Prompt: Copy out each line of the material below that holds the string "icon".

Material supplied:
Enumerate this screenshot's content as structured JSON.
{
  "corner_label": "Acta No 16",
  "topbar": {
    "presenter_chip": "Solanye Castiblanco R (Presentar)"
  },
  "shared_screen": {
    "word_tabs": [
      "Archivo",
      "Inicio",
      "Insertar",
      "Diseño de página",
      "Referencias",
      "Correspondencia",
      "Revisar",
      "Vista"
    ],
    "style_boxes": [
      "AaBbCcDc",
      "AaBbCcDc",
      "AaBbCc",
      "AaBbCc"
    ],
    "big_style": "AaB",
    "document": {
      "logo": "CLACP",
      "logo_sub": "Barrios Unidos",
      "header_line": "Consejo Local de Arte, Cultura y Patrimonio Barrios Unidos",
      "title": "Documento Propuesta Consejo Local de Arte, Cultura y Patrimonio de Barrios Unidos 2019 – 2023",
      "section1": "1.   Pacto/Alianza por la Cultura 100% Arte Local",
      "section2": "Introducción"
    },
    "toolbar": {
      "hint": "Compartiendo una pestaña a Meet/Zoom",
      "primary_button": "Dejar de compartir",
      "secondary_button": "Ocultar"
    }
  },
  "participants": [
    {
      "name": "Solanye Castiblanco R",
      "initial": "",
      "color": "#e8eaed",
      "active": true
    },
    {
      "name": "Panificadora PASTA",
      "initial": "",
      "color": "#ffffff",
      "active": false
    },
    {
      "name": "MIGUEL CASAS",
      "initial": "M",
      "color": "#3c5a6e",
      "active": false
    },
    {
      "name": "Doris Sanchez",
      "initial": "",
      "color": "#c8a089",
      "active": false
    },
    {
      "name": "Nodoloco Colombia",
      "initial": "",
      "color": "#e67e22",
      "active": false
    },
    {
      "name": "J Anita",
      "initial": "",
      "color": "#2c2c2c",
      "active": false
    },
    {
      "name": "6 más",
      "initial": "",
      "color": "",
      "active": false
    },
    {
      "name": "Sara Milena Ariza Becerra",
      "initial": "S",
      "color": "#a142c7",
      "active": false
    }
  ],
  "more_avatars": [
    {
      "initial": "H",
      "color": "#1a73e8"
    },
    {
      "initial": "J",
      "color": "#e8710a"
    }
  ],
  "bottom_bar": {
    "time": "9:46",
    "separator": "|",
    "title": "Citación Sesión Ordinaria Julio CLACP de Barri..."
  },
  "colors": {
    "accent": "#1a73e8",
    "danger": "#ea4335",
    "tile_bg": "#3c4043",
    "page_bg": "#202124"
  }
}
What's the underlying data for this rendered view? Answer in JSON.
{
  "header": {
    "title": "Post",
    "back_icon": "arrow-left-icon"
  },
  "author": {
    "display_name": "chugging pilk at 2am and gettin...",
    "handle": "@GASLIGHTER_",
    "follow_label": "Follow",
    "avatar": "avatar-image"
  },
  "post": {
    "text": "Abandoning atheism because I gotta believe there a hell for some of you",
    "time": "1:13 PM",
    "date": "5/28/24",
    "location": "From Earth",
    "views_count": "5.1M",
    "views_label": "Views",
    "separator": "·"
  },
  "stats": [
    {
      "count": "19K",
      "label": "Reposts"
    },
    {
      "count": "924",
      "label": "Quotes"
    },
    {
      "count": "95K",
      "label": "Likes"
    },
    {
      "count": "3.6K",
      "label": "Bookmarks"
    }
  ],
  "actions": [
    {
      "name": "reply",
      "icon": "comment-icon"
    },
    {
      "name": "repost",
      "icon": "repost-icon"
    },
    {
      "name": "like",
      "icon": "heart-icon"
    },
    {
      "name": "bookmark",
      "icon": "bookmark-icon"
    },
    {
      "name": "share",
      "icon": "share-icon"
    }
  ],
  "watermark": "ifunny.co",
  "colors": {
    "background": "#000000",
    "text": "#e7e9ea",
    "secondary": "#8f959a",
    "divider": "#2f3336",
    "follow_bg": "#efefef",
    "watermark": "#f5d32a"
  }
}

Completed task:
    "back_icon": "arrow-left-icon"
      "icon": "comment-icon"
      "icon": "repost-icon"
      "icon": "heart-icon"
      "icon": "bookmark-icon"
      "icon": "share-icon"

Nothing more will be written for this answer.